Data under study: Begin
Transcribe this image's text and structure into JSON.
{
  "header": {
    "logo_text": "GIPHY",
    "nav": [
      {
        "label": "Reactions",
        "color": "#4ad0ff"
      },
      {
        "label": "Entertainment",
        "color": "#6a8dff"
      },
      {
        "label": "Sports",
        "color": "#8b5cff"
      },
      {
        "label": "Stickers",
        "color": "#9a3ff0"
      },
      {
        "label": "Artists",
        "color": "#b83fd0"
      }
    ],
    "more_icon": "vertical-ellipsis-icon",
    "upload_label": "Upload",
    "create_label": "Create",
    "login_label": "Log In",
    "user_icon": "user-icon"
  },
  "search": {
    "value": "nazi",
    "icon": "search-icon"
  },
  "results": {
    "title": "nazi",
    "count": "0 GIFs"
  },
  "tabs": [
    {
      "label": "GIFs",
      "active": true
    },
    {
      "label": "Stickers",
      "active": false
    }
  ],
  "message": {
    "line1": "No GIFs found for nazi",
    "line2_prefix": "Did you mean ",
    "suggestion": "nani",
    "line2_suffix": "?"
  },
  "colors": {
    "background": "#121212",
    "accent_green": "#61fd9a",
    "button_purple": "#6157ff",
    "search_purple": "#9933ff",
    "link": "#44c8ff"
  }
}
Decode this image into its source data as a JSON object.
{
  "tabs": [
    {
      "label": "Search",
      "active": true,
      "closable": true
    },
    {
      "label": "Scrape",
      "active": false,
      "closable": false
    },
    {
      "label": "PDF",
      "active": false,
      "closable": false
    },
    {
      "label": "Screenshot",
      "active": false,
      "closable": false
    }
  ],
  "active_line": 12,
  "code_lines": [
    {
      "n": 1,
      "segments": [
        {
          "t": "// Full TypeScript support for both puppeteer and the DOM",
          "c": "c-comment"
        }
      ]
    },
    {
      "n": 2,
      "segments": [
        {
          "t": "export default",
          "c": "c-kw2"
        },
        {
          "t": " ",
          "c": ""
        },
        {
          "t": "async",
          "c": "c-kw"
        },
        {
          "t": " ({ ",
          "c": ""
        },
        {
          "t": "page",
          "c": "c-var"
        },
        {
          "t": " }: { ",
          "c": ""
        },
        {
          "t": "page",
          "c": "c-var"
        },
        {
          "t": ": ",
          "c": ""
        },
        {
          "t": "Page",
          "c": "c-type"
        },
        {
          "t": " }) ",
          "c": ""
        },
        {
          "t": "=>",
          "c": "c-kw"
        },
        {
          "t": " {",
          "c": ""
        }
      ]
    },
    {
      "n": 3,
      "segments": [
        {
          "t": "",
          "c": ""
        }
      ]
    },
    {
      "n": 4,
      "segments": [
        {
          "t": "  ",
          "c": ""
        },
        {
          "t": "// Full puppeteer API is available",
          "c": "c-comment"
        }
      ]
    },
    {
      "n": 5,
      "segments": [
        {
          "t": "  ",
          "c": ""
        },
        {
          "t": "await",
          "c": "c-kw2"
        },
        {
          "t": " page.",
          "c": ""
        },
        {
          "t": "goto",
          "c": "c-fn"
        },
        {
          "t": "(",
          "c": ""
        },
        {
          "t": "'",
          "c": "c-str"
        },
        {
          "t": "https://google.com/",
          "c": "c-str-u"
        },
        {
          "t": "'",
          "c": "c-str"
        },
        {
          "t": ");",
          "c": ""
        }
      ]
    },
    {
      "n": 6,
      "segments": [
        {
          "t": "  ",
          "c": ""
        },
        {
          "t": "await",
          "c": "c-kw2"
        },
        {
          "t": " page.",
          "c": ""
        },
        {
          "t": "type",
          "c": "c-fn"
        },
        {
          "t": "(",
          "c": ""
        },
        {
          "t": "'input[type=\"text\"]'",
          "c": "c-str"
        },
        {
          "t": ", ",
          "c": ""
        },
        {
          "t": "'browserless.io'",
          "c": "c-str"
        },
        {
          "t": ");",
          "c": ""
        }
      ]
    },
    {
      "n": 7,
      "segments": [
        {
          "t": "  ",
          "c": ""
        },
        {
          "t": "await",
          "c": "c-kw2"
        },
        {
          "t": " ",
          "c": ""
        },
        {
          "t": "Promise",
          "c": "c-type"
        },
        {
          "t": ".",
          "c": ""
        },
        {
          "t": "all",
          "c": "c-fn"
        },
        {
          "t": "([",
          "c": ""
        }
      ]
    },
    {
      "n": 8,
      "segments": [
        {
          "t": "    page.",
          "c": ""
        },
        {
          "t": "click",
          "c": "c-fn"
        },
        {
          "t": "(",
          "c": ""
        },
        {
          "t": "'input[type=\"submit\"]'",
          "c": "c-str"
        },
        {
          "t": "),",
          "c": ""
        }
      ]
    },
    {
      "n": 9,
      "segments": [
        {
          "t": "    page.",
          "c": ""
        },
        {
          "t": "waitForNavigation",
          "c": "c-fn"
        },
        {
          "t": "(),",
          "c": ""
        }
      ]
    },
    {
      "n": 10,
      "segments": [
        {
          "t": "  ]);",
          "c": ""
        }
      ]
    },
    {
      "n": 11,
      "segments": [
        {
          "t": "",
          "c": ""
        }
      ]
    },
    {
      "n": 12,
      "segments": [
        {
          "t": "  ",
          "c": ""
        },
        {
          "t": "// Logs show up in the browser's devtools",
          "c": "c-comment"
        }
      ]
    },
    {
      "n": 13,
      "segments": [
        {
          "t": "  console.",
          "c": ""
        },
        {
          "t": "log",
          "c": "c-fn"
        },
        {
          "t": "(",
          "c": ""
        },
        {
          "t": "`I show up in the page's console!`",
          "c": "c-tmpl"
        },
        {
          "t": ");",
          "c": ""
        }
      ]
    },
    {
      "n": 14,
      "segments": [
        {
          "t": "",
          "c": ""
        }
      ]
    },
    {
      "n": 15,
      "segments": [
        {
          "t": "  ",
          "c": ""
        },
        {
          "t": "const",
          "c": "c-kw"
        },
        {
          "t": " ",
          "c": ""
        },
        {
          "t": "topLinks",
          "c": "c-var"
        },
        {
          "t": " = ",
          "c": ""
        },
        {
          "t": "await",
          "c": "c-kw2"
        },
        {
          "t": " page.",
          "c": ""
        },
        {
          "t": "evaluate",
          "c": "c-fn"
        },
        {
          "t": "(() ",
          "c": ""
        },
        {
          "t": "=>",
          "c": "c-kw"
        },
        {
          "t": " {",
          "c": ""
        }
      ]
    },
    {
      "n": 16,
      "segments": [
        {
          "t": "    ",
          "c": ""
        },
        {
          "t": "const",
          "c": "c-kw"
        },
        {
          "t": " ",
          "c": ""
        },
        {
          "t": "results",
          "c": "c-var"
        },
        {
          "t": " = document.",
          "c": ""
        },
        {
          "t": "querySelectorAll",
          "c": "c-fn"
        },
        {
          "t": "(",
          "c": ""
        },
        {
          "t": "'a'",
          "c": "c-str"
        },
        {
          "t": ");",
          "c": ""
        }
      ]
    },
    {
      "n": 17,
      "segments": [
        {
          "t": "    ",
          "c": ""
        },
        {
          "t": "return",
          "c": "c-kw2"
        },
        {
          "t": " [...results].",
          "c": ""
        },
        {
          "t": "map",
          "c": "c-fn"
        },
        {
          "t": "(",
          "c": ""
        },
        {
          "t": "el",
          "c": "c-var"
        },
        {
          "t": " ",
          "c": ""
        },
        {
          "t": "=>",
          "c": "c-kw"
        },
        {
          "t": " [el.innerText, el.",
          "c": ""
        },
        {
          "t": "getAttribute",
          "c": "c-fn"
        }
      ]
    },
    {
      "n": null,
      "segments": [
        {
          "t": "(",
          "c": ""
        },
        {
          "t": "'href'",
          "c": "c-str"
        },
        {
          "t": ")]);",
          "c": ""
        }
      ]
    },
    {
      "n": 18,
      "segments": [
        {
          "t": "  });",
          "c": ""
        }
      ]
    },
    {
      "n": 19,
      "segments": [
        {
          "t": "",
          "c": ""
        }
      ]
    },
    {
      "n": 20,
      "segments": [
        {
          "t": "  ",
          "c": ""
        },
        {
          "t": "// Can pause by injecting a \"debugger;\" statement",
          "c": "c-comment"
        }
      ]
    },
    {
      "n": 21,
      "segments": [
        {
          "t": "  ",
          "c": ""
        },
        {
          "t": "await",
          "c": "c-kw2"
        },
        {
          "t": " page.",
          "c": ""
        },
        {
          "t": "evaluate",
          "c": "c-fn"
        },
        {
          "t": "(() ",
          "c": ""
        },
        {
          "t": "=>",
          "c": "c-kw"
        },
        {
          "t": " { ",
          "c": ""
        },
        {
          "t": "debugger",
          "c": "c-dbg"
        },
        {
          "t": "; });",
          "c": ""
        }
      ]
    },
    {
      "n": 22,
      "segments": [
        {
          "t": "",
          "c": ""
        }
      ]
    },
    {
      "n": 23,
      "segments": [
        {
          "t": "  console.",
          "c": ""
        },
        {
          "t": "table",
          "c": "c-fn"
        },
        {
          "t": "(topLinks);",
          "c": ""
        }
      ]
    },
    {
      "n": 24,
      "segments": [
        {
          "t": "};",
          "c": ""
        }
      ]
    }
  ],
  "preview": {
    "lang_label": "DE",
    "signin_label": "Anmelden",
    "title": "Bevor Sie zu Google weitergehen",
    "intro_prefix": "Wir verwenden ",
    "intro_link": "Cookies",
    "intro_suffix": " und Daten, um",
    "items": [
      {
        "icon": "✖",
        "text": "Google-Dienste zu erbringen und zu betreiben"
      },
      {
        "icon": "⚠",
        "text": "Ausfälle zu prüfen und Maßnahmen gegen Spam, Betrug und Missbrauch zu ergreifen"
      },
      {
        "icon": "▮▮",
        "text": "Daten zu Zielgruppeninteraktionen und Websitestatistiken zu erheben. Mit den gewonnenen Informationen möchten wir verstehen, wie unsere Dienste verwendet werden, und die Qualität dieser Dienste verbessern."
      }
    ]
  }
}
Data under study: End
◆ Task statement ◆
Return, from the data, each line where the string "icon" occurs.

◆ Response area ◆
    "more_icon": "vertical-ellipsis-icon",
    "user_icon": "user-icon"
    "icon": "search-icon"
        "icon": "✖",
        "icon": "⚠",
        "icon": "▮▮",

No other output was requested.